━━ INPUT RECORDS

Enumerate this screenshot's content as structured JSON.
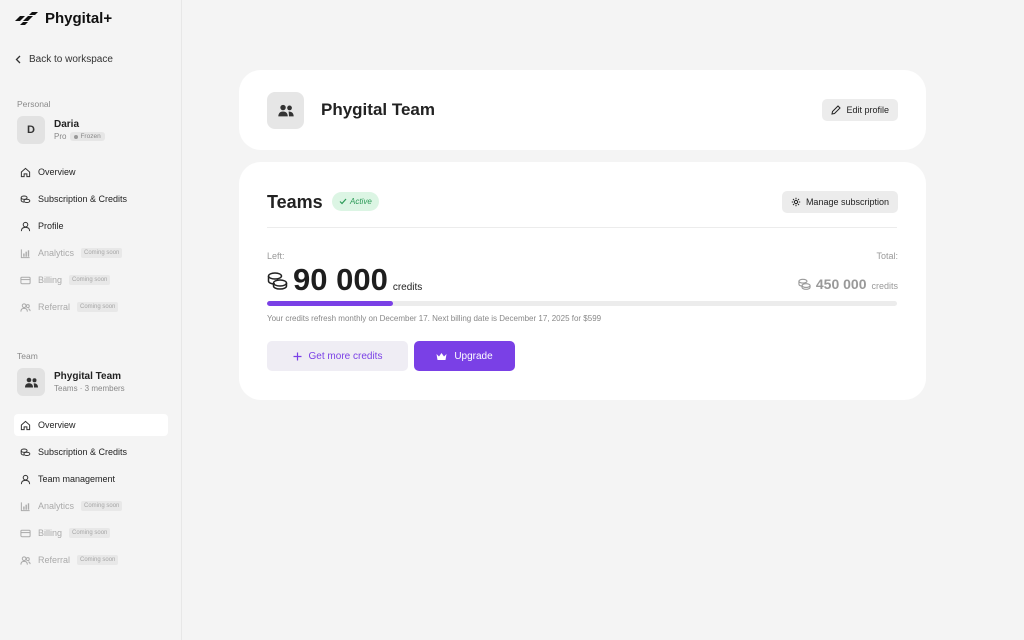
{
  "app": {
    "name": "Phygital+"
  },
  "sidebar": {
    "back_label": "Back to workspace",
    "personal": {
      "section_label": "Personal",
      "avatar_initial": "D",
      "name": "Daria",
      "plan": "Pro",
      "status_badge": "Frozen",
      "items": [
        {
          "label": "Overview",
          "icon": "home-icon",
          "coming_soon": false
        },
        {
          "label": "Subscription & Credits",
          "icon": "coins-icon",
          "coming_soon": false
        },
        {
          "label": "Profile",
          "icon": "user-icon",
          "coming_soon": false
        },
        {
          "label": "Analytics",
          "icon": "chart-icon",
          "coming_soon": true,
          "badge": "Coming soon"
        },
        {
          "label": "Billing",
          "icon": "card-icon",
          "coming_soon": true,
          "badge": "Coming soon"
        },
        {
          "label": "Referral",
          "icon": "users-icon",
          "coming_soon": true,
          "badge": "Coming soon"
        }
      ]
    },
    "team": {
      "section_label": "Team",
      "name": "Phygital Team",
      "subtitle": "Teams · 3 members",
      "items": [
        {
          "label": "Overview",
          "icon": "home-icon",
          "active": true
        },
        {
          "label": "Subscription & Credits",
          "icon": "coins-icon"
        },
        {
          "label": "Team management",
          "icon": "user-icon"
        },
        {
          "label": "Analytics",
          "icon": "chart-icon",
          "badge": "Coming soon"
        },
        {
          "label": "Billing",
          "icon": "card-icon",
          "badge": "Coming soon"
        },
        {
          "label": "Referral",
          "icon": "users-icon",
          "badge": "Coming soon"
        }
      ]
    }
  },
  "header_card": {
    "title": "Phygital Team",
    "edit_label": "Edit profile"
  },
  "plan_card": {
    "plan_name": "Teams",
    "status": "Active",
    "manage_label": "Manage subscription",
    "left_label": "Left:",
    "total_label": "Total:",
    "credits_left": "90 000",
    "credits_total": "450 000",
    "credits_unit": "credits",
    "progress_fraction": 0.2,
    "refresh_note": "Your credits refresh monthly on December 17. Next billing date is December 17, 2025 for $599",
    "get_more_label": "Get more credits",
    "upgrade_label": "Upgrade"
  },
  "colors": {
    "accent": "#7a40e6",
    "active_bg": "#dcf5e4",
    "active_text": "#2b9a57"
  }
}
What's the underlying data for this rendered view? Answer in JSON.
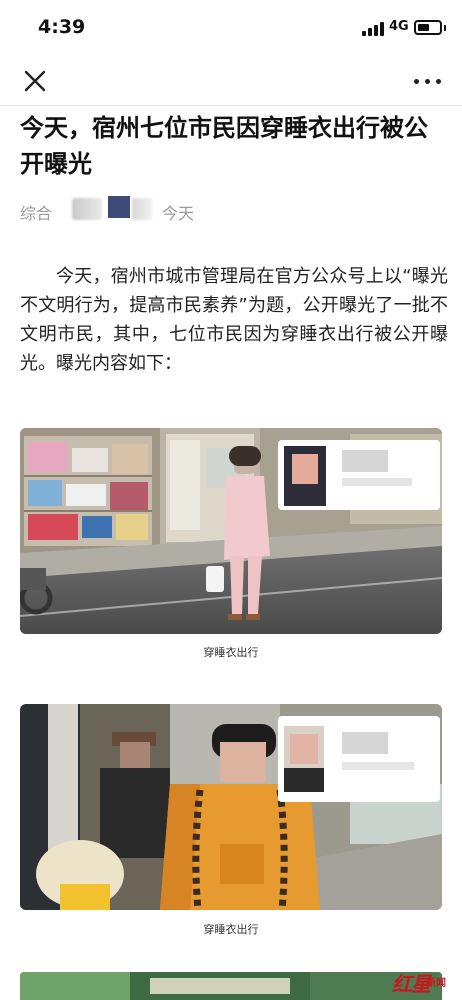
{
  "status_bar": {
    "time": "4:39",
    "network": "4G",
    "battery_level": 0.55
  },
  "nav": {
    "close_icon": "close-icon",
    "more_icon": "more-dots-icon"
  },
  "article": {
    "title": "今天，宿州七位市民因穿睡衣出行被公开曝光",
    "category": "综合",
    "date": "今天",
    "paragraph": "今天，宿州市城市管理局在官方公众号上以“曝光不文明行为，提高市民素养”为题，公开曝光了一批不文明市民，其中，七位市民因为穿睡衣出行被公开曝光。曝光内容如下："
  },
  "photos": [
    {
      "caption": "穿睡衣出行"
    },
    {
      "caption": "穿睡衣出行"
    }
  ],
  "watermark": {
    "logo": "红星",
    "sub": "新闻"
  },
  "colors": {
    "accent_red": "#c8181e",
    "meta_gray": "#9a9a9a"
  }
}
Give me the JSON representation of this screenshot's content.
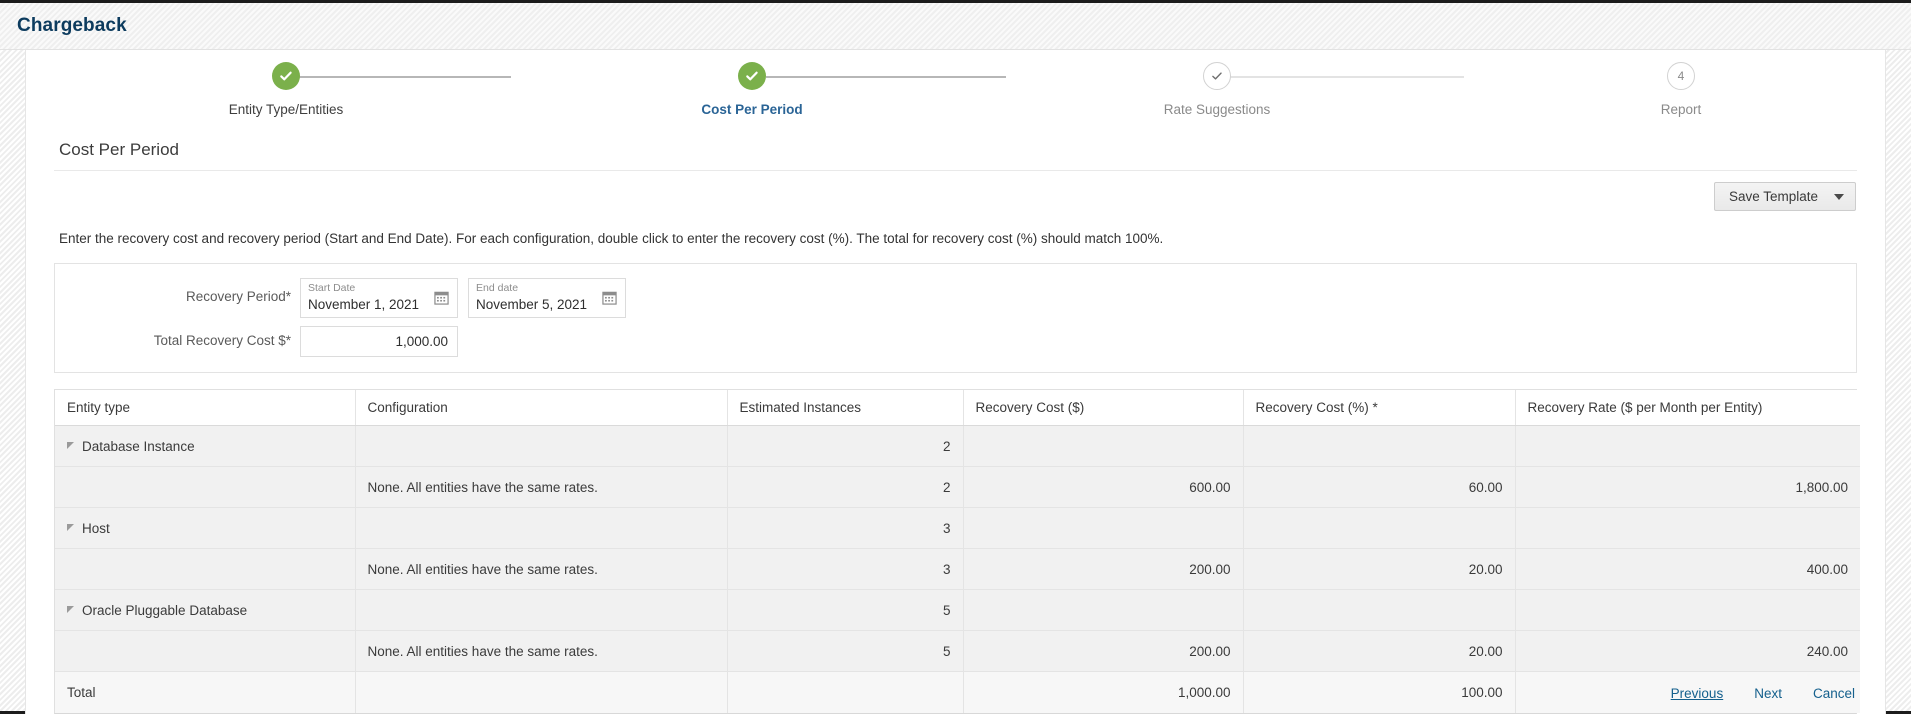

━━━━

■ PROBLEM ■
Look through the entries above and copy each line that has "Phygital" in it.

■ SOLUTION FOR THIS TASK ■
    "name": "Phygital+"
      "name": "Phygital Team",
    "title": "Phygital Team",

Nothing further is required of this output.